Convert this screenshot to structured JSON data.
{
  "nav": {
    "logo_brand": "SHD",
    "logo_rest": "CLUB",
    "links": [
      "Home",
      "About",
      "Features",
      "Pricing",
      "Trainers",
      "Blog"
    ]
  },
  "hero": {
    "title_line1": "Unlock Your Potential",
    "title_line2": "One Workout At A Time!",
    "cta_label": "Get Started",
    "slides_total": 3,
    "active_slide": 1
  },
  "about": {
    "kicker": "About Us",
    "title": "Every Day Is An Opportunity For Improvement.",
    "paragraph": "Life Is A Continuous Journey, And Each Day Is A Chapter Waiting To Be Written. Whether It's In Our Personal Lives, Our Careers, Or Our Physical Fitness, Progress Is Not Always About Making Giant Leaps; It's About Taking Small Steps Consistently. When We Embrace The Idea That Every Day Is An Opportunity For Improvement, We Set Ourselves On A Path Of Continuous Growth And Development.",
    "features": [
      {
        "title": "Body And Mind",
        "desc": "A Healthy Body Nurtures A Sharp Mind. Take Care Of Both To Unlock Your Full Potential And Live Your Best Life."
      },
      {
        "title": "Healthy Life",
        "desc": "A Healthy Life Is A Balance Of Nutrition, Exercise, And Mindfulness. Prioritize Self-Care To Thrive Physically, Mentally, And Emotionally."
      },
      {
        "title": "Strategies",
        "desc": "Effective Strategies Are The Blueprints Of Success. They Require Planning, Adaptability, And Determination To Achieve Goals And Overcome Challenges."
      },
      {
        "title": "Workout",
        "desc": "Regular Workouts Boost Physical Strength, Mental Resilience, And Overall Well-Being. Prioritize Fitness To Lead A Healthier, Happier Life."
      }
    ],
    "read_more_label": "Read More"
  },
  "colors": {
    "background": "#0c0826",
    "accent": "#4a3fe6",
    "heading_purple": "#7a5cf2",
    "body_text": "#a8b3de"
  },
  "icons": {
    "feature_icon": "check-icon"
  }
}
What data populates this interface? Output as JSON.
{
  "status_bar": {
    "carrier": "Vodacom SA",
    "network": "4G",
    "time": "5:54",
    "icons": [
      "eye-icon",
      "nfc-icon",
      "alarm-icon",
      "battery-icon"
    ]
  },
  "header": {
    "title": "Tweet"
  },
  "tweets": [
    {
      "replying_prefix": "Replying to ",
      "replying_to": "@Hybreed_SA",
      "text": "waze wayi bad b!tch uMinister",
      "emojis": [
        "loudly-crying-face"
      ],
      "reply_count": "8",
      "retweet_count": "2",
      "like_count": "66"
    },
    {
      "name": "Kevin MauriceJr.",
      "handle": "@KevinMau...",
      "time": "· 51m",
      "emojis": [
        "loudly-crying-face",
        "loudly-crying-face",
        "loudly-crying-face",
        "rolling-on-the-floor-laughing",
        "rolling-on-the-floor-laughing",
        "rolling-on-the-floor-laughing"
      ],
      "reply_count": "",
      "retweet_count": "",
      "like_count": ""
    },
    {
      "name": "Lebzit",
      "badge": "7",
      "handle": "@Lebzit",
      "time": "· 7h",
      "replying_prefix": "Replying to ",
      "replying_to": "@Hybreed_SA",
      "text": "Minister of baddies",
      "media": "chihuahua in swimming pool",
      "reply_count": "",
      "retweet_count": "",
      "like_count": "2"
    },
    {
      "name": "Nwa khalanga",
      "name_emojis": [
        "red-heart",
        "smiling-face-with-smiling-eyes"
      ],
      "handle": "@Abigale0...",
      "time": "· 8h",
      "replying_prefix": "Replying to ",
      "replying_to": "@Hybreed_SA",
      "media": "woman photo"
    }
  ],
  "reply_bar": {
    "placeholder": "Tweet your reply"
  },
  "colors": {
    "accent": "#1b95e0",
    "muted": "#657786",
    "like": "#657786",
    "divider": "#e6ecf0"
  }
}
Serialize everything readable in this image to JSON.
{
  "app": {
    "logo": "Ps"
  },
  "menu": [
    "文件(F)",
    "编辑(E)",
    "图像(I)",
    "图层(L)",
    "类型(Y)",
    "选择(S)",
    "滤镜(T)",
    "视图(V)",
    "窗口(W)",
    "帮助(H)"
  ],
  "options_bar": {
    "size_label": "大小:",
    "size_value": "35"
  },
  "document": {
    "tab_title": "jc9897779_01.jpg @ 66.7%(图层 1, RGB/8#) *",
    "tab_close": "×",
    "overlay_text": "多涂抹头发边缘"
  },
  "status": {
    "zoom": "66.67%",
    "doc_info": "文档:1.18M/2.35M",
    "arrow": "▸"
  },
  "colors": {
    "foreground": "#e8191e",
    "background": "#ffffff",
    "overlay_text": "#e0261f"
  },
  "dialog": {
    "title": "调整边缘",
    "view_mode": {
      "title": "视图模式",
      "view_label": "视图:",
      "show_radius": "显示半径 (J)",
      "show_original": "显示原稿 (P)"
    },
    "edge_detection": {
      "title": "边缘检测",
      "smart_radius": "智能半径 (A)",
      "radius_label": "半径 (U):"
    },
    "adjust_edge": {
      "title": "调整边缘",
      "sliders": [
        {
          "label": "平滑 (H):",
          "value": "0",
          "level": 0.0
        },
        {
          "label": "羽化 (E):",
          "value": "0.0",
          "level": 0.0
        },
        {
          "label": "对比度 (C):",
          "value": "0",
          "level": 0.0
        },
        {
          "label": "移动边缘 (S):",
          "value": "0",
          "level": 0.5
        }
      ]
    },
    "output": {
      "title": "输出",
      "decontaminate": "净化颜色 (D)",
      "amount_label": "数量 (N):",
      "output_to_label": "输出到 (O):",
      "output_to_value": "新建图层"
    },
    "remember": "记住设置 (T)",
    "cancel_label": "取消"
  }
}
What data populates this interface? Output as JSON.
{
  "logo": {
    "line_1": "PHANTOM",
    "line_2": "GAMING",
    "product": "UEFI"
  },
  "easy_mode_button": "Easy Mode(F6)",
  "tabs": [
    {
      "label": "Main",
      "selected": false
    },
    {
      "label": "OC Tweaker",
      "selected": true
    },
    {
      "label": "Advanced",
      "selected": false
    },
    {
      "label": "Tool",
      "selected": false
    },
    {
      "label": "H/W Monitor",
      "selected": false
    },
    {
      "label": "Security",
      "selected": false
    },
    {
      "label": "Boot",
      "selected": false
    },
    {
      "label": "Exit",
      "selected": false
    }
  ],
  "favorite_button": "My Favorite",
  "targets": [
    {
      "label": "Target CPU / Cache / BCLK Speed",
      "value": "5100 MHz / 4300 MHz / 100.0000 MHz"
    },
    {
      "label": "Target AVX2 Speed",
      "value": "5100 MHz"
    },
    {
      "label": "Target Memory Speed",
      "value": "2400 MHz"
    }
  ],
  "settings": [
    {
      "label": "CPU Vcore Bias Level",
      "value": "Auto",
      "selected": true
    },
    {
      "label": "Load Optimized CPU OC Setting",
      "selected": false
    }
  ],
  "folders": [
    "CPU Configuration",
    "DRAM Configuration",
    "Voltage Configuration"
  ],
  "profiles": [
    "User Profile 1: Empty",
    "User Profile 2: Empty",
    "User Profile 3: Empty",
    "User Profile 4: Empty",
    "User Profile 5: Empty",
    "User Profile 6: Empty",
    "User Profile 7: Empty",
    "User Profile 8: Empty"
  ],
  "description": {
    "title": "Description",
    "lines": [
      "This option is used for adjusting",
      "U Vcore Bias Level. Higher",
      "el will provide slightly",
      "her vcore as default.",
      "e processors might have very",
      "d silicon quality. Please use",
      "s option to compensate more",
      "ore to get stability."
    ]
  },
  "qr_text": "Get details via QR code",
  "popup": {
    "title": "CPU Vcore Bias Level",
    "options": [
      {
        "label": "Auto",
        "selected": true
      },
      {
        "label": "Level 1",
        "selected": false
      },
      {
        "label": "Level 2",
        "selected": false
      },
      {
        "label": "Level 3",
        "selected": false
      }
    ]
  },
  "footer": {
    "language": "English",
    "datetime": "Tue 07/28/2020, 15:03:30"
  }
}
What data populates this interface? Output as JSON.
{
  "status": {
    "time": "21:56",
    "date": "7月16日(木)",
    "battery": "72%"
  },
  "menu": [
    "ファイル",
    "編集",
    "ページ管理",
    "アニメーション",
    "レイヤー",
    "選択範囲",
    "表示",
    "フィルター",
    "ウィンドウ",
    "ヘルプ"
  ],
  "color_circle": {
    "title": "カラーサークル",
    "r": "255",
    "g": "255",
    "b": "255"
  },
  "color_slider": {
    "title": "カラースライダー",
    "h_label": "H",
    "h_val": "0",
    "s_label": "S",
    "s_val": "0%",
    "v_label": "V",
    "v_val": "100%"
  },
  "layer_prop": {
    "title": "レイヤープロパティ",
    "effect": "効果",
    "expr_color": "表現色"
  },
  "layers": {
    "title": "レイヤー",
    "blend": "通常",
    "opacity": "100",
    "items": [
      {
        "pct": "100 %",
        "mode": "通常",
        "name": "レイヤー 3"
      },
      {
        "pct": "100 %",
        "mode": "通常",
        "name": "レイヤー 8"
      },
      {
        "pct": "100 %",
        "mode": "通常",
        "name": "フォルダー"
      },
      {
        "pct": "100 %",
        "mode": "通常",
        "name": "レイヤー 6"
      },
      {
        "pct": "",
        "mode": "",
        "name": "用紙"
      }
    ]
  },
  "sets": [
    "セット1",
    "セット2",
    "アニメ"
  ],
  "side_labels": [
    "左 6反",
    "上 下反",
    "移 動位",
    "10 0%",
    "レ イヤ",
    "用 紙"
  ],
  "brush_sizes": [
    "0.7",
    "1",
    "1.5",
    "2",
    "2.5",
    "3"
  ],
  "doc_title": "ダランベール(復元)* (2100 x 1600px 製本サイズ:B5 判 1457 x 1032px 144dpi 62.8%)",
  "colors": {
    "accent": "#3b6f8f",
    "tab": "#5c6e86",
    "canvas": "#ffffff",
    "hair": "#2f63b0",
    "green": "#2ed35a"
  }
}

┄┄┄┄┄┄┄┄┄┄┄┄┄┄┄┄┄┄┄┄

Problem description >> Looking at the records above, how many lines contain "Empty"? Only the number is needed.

Expected answer >> 8